Start of Task material

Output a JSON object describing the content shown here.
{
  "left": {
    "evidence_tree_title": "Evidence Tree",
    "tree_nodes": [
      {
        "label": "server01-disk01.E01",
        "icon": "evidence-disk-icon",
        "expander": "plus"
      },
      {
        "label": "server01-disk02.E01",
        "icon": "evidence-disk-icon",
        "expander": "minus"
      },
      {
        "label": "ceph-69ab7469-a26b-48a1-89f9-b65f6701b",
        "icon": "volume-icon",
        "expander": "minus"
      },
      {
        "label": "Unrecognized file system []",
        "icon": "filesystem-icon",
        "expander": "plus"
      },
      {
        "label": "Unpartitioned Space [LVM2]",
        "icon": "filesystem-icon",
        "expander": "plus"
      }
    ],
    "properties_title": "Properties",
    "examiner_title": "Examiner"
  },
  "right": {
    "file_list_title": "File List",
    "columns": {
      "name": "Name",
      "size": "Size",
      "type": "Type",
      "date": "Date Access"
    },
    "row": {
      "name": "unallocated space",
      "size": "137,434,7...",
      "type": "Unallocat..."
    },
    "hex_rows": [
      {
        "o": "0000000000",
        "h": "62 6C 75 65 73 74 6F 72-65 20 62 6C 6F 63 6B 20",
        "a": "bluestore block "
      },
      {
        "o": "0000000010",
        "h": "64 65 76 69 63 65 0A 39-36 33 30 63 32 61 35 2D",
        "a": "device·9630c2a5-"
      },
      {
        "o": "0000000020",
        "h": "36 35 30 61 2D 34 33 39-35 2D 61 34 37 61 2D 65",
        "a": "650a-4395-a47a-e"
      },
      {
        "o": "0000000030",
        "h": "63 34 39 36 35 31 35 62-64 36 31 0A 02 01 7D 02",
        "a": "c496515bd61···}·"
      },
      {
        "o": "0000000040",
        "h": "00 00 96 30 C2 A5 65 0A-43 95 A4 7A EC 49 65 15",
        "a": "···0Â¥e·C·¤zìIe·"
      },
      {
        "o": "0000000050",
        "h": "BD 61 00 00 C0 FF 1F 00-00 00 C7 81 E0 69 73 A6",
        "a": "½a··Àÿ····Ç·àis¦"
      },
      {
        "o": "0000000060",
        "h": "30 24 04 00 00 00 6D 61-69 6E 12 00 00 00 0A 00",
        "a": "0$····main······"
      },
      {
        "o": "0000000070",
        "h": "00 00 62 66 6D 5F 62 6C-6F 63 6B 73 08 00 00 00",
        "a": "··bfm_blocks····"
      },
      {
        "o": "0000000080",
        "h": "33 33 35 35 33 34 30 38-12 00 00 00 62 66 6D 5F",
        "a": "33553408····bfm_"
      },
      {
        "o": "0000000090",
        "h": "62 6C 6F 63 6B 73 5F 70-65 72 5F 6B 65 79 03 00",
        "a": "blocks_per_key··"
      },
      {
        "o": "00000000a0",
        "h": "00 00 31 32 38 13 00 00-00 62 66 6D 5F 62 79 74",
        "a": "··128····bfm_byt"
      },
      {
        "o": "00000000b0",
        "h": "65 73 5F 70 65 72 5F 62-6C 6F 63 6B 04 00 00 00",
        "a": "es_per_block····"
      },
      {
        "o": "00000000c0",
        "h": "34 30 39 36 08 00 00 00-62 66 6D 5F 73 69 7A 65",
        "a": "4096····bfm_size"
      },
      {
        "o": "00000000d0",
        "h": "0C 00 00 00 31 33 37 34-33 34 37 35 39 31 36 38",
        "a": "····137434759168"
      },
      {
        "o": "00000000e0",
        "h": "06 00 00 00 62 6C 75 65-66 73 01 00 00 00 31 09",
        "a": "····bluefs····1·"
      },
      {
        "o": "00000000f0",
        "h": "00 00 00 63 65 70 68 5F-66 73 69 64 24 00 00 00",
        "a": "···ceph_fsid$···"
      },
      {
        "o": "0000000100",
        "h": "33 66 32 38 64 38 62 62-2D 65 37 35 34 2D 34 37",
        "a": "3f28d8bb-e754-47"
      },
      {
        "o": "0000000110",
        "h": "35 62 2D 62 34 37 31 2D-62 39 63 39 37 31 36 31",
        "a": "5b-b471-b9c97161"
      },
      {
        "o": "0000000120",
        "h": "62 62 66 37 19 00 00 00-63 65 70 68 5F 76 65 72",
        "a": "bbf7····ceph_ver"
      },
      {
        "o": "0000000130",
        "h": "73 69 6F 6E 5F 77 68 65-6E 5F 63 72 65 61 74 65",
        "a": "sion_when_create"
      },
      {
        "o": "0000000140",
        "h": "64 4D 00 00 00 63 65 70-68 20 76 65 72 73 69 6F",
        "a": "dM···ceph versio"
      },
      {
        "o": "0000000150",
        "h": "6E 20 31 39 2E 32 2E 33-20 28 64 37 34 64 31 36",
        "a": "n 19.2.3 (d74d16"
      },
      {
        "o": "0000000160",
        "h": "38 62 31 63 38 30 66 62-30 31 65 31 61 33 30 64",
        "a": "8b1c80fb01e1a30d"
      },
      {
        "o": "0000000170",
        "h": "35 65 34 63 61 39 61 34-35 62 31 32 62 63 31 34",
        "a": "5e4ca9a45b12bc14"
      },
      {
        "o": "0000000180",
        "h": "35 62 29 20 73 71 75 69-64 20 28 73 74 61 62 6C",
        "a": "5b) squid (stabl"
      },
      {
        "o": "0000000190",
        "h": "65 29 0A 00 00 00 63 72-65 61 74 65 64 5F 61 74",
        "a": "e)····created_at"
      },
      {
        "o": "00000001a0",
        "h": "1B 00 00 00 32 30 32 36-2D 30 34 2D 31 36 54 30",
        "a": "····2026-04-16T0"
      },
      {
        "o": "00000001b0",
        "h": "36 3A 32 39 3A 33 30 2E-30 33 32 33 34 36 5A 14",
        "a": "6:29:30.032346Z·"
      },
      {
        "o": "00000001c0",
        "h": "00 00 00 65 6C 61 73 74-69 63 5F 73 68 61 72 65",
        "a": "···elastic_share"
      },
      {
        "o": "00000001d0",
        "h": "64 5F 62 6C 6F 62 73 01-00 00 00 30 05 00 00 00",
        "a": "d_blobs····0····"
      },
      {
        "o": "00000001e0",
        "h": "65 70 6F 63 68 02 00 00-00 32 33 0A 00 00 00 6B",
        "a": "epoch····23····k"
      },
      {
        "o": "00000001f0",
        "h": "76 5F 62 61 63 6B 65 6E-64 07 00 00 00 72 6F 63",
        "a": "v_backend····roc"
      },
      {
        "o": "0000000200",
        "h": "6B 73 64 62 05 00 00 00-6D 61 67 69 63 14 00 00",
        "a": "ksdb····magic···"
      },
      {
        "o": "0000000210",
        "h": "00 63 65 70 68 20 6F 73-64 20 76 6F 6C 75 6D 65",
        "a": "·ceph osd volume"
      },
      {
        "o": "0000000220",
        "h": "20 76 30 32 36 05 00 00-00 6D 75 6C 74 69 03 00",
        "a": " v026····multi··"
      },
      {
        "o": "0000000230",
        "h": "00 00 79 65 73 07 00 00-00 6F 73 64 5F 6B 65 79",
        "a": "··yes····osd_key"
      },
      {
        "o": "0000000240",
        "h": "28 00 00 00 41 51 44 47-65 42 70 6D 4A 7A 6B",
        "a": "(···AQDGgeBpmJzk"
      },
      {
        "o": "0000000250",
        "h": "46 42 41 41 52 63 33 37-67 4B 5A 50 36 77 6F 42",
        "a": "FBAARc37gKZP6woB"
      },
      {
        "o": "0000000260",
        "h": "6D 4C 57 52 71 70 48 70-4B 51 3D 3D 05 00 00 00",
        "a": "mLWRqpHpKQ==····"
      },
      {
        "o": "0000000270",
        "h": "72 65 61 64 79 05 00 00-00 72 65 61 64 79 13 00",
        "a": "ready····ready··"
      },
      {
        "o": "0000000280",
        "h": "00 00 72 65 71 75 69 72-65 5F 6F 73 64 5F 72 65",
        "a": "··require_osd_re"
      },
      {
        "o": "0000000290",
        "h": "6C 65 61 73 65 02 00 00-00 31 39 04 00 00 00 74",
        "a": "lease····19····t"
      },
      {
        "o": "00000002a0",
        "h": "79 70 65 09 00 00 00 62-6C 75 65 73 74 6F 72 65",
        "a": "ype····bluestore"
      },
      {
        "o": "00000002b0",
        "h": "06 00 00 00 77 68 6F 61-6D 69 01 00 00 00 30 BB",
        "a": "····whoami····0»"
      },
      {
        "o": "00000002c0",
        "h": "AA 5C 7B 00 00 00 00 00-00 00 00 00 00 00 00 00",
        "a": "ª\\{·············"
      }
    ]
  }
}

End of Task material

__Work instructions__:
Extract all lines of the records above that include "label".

__Written answer__:
        "label": "server01-disk01.E01",
        "label": "server01-disk02.E01",
        "label": "ceph-69ab7469-a26b-48a1-89f9-b65f6701b",
        "label": "Unrecognized file system []",
        "label": "Unpartitioned Space [LVM2]",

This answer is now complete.